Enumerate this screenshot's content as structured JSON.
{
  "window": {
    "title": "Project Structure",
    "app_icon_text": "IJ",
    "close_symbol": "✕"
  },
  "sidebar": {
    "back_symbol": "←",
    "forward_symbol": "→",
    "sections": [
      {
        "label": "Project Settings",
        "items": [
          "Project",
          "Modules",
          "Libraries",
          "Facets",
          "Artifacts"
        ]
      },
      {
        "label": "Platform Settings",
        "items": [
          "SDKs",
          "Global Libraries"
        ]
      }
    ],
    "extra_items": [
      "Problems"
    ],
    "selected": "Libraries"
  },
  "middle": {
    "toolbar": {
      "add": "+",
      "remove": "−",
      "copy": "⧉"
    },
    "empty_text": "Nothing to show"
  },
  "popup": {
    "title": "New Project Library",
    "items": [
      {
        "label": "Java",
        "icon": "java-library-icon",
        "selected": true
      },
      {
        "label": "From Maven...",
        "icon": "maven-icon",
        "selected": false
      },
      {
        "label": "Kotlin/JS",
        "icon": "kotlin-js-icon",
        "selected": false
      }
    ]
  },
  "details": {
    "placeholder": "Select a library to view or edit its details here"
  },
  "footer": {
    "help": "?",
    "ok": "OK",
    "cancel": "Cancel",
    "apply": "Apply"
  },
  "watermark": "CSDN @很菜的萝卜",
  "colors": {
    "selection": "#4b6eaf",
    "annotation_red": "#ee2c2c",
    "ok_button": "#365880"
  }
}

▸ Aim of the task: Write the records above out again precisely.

▸ Output below:
Enumerate this screenshot's content as structured JSON.
{
  "window": {
    "title": "Project Structure",
    "app_icon_text": "IJ",
    "close_symbol": "✕"
  },
  "sidebar": {
    "back_symbol": "←",
    "forward_symbol": "→",
    "sections": [
      {
        "label": "Project Settings",
        "items": [
          "Project",
          "Modules",
          "Libraries",
          "Facets",
          "Artifacts"
        ]
      },
      {
        "label": "Platform Settings",
        "items": [
          "SDKs",
          "Global Libraries"
        ]
      }
    ],
    "extra_items": [
      "Problems"
    ],
    "selected": "Libraries"
  },
  "middle": {
    "toolbar": {
      "add": "+",
      "remove": "−",
      "copy": "⧉"
    },
    "empty_text": "Nothing to show"
  },
  "popup": {
    "title": "New Project Library",
    "items": [
      {
        "label": "Java",
        "icon": "java-library-icon",
        "selected": true
      },
      {
        "label": "From Maven...",
        "icon": "maven-icon",
        "selected": false
      },
      {
        "label": "Kotlin/JS",
        "icon": "kotlin-js-icon",
        "selected": false
      }
    ]
  },
  "details": {
    "placeholder": "Select a library to view or edit its details here"
  },
  "footer": {
    "help": "?",
    "ok": "OK",
    "cancel": "Cancel",
    "apply": "Apply"
  },
  "watermark": "CSDN @很菜的萝卜",
  "colors": {
    "selection": "#4b6eaf",
    "annotation_red": "#ee2c2c",
    "ok_button": "#365880"
  }
}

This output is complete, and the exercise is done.